“Q2FY20 was a slow quarter for the Indian residential market along expected lines with a heavy monsoon season along with overall macro-economic uncertainty causing developers to hold back launches,” said Adhidev Chattopadhyay, research analyst, ICICI Securities in a report published on October 9.
According to the report, well-placed listed developers which accounts less than 5% of the total builder community in India will see strong response in the second half of the financial year 2019-2020 as most unlisted real estate firms continue to grapple with shortage of funds and stalled projects.
While overall sentiment looks weak, there is enough interest for new launches from leading, organised developers with a strong execution track record, Chattopadhyay said adding that homebuyers have become more discerning in the last few years.
Home sales in July-September declined 18% in the top seven cities hit by a ban in subvention schemes and excessive rainfall, as per real estate advisory firm by Anarock Property Consultants Ltd. Around 55,080 units were sold in the top seven cities — Mumbai Metropolitan Region (MMR), National Capital Region (NCR), Bengaluru, Pune, Hyderabad, Chennai and Kolkata, as per the report. On a quarterly basis, housing sales were down 20%.
“Weak property buying sentiments, high unsold inventory and paucity of new launches has impacted second quarter-pre-sales,” said Parikshit D Kandpal, analyst, HDFC Securities, a brokerage firm. However, real estate firms are pinning hope on the upcoming festival season as new launches have starting picking up.
“We believe that discounts/sales promotion will speed up ready inventory monetization.
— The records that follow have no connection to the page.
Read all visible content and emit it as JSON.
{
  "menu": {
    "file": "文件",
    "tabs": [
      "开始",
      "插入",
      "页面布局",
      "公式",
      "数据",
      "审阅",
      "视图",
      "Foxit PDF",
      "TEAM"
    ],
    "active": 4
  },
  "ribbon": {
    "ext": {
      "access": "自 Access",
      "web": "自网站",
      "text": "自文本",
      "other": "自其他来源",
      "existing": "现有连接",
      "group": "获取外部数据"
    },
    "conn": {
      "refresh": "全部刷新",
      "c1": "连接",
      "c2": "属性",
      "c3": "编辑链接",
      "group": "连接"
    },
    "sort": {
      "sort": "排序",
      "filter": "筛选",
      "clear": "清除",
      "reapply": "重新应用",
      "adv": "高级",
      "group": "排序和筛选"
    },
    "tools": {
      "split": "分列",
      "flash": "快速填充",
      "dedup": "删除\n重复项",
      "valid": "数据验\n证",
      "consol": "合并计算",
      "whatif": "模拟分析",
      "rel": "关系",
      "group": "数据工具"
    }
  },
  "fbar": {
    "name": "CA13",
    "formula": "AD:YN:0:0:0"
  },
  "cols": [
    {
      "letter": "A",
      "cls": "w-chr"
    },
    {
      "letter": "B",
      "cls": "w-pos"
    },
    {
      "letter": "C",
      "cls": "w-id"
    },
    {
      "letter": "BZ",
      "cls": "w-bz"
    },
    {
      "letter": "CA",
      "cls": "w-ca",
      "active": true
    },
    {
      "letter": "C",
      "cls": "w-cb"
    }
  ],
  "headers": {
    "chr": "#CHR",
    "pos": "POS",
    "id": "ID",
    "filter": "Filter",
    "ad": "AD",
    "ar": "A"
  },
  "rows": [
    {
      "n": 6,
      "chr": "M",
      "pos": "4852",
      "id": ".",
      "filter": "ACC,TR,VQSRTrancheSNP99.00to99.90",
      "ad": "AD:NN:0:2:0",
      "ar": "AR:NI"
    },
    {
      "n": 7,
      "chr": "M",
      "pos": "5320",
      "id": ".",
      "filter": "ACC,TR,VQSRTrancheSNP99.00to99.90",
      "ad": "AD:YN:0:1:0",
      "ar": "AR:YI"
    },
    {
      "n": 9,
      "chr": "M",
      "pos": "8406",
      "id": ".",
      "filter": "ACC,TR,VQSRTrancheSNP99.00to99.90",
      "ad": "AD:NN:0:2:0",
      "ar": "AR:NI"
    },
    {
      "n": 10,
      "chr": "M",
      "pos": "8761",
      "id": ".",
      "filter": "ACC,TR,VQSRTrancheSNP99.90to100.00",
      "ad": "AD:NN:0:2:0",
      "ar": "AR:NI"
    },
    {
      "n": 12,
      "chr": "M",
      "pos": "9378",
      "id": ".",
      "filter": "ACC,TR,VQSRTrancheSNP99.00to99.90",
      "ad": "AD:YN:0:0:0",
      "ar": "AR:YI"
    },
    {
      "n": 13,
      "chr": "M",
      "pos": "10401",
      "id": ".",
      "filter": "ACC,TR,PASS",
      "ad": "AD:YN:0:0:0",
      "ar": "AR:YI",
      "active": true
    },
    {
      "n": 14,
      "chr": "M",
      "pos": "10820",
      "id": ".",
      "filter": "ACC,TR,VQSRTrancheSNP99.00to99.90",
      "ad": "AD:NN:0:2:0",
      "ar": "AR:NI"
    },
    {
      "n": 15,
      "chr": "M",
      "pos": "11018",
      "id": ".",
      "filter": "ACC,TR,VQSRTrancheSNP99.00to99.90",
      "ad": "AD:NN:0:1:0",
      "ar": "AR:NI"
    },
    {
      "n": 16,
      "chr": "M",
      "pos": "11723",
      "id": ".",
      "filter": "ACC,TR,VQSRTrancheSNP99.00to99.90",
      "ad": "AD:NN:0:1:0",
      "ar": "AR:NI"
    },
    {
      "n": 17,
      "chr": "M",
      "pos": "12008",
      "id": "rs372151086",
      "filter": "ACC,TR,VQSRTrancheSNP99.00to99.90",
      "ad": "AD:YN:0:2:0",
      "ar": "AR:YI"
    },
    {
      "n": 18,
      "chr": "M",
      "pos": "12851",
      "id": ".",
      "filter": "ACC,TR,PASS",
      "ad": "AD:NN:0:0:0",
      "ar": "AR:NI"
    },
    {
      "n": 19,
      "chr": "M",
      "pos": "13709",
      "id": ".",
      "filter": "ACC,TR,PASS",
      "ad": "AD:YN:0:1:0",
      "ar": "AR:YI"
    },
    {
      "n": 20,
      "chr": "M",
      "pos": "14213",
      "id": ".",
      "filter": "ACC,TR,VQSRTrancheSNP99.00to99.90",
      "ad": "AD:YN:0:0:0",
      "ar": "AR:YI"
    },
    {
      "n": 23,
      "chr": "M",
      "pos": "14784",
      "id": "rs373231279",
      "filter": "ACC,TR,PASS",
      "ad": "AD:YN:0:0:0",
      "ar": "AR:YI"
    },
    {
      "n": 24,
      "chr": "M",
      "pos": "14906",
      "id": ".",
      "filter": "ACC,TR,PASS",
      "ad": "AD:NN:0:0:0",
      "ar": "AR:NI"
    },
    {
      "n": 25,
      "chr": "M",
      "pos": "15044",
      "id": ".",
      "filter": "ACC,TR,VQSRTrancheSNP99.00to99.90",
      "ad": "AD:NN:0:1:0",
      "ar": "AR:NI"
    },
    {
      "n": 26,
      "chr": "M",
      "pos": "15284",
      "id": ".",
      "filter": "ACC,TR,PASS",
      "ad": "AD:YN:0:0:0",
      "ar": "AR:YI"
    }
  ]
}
We remain constructive on volumes with muted expectation on pricing power,” Kandpal said.